** GIVEN DATA follows **

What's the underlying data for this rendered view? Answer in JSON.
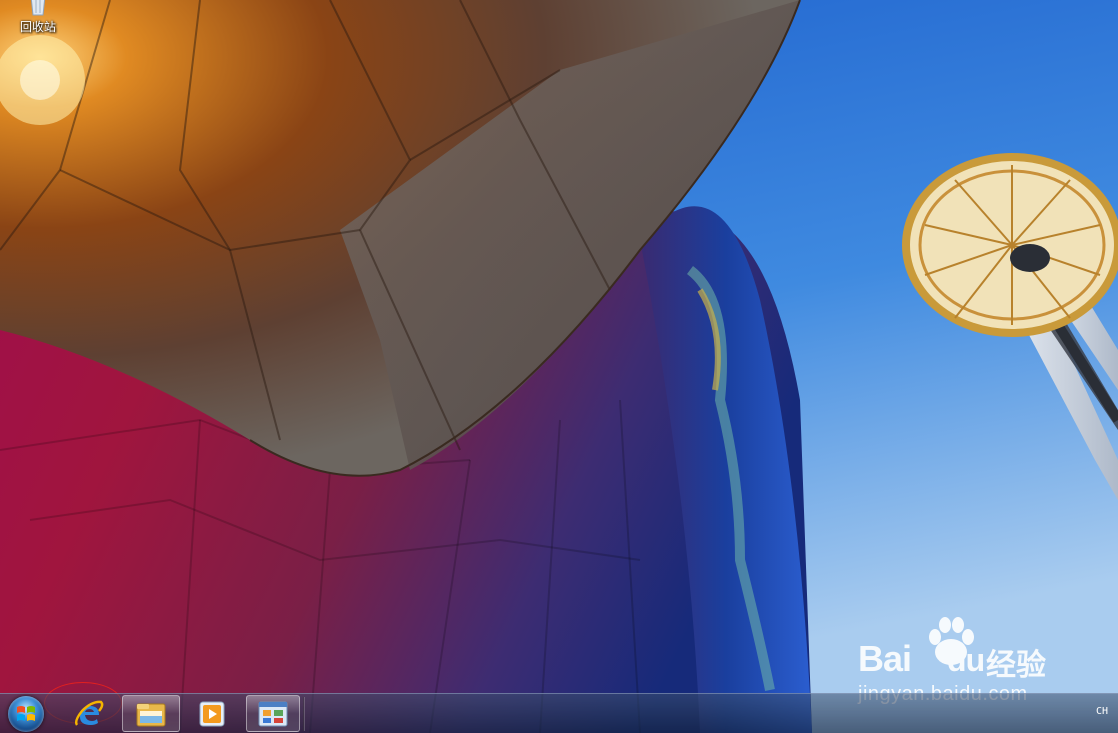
{
  "desktop": {
    "icons": [
      {
        "label": "回收站",
        "icon": "recycle-bin-icon"
      }
    ]
  },
  "watermark": {
    "brand": "Bai",
    "brand_suffix": "du",
    "brand_cn": "经验",
    "url": "jingyan.baidu.com"
  },
  "taskbar": {
    "start_icon": "windows-logo-icon",
    "pinned": [
      {
        "name": "Internet Explorer",
        "icon": "internet-explorer-icon"
      },
      {
        "name": "Windows Explorer",
        "icon": "folder-explorer-icon"
      },
      {
        "name": "Windows Media Player",
        "icon": "media-player-icon"
      },
      {
        "name": "Control Panel",
        "icon": "control-panel-icon"
      }
    ],
    "language": "CH"
  },
  "colors": {
    "sky": "#2a6fd0",
    "annotation_circle": "#e02020",
    "taskbar": "#2a3c5a"
  }
}
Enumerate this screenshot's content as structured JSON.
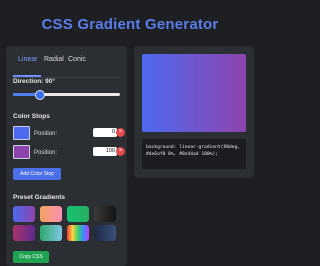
{
  "app": {
    "title": "CSS Gradient Generator"
  },
  "tabs": [
    {
      "label": "Linear",
      "active": true
    },
    {
      "label": "Radial",
      "active": false
    },
    {
      "label": "Conic",
      "active": false
    }
  ],
  "direction": {
    "label": "Direction: 90°",
    "value_deg": 90,
    "min_deg": 0,
    "max_deg": 360
  },
  "color_stops": {
    "label": "Color Stops",
    "stops": [
      {
        "color": "#4e6af0",
        "position_label": "Position:",
        "position": "0",
        "remove_label": "×"
      },
      {
        "color": "#8e44ad",
        "position_label": "Position:",
        "position": "100",
        "remove_label": "×"
      }
    ],
    "add_label": "Add Color Stop"
  },
  "presets": {
    "label": "Preset Gradients",
    "items": [
      {
        "gradient": "linear-gradient(90deg, #4e6af0, #8e44ad)"
      },
      {
        "gradient": "linear-gradient(90deg, #f4a261, #f78fb3)"
      },
      {
        "gradient": "linear-gradient(90deg, #16c172, #27ae60)"
      },
      {
        "gradient": "linear-gradient(90deg, #3a3a3a, #141414)"
      },
      {
        "gradient": "linear-gradient(90deg, #a8326b, #5d2a8f)"
      },
      {
        "gradient": "linear-gradient(90deg, #2ea86b, #7ec8e3)"
      },
      {
        "gradient": "linear-gradient(90deg, #ff3b3b, #ffd23f, #3bd26b, #3b8bff, #c13bff)"
      },
      {
        "gradient": "linear-gradient(90deg, #1f2a44, #3a4f7a)"
      }
    ]
  },
  "copy_label": "Copy CSS",
  "preview": {
    "gradient": "linear-gradient(90deg, #4e6af0 0%, #8e44ad 100%)"
  },
  "code": {
    "text": "background: linear-gradient(90deg,#4e6af0 0%, #8e44ad 100%);"
  },
  "colors": {
    "accent": "#4b6fe8",
    "title": "#5b7de9",
    "danger": "#e04a4a",
    "success": "#1fa352"
  }
}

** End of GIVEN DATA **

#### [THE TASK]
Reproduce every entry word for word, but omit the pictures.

#### [TASK RESPONSE]
What's the underlying data for this rendered view? Answer in JSON.
{
  "desktop": {
    "icons": [
      {
        "label": "回收站",
        "icon": "recycle-bin-icon"
      }
    ]
  },
  "watermark": {
    "brand": "Bai",
    "brand_suffix": "du",
    "brand_cn": "经验",
    "url": "jingyan.baidu.com"
  },
  "taskbar": {
    "start_icon": "windows-logo-icon",
    "pinned": [
      {
        "name": "Internet Explorer",
        "icon": "internet-explorer-icon"
      },
      {
        "name": "Windows Explorer",
        "icon": "folder-explorer-icon"
      },
      {
        "name": "Windows Media Player",
        "icon": "media-player-icon"
      },
      {
        "name": "Control Panel",
        "icon": "control-panel-icon"
      }
    ],
    "language": "CH"
  },
  "colors": {
    "sky": "#2a6fd0",
    "annotation_circle": "#e02020",
    "taskbar": "#2a3c5a"
  }
}
Enumerate this screenshot's content as structured JSON.
{
  "app": {
    "title": "CSS Gradient Generator"
  },
  "tabs": [
    {
      "label": "Linear",
      "active": true
    },
    {
      "label": "Radial",
      "active": false
    },
    {
      "label": "Conic",
      "active": false
    }
  ],
  "direction": {
    "label": "Direction: 90°",
    "value_deg": 90,
    "min_deg": 0,
    "max_deg": 360
  },
  "color_stops": {
    "label": "Color Stops",
    "stops": [
      {
        "color": "#4e6af0",
        "position_label": "Position:",
        "position": "0",
        "remove_label": "×"
      },
      {
        "color": "#8e44ad",
        "position_label": "Position:",
        "position": "100",
        "remove_label": "×"
      }
    ],
    "add_label": "Add Color Stop"
  },
  "presets": {
    "label": "Preset Gradients",
    "items": [
      {
        "gradient": "linear-gradient(90deg, #4e6af0, #8e44ad)"
      },
      {
        "gradient": "linear-gradient(90deg, #f4a261, #f78fb3)"
      },
      {
        "gradient": "linear-gradient(90deg, #16c172, #27ae60)"
      },
      {
        "gradient": "linear-gradient(90deg, #3a3a3a, #141414)"
      },
      {
        "gradient": "linear-gradient(90deg, #a8326b, #5d2a8f)"
      },
      {
        "gradient": "linear-gradient(90deg, #2ea86b, #7ec8e3)"
      },
      {
        "gradient": "linear-gradient(90deg, #ff3b3b, #ffd23f, #3bd26b, #3b8bff, #c13bff)"
      },
      {
        "gradient": "linear-gradient(90deg, #1f2a44, #3a4f7a)"
      }
    ]
  },
  "copy_label": "Copy CSS",
  "preview": {
    "gradient": "linear-gradient(90deg, #4e6af0 0%, #8e44ad 100%)"
  },
  "code": {
    "text": "background: linear-gradient(90deg,#4e6af0 0%, #8e44ad 100%);"
  },
  "colors": {
    "accent": "#4b6fe8",
    "title": "#5b7de9",
    "danger": "#e04a4a",
    "success": "#1fa352"
  }
}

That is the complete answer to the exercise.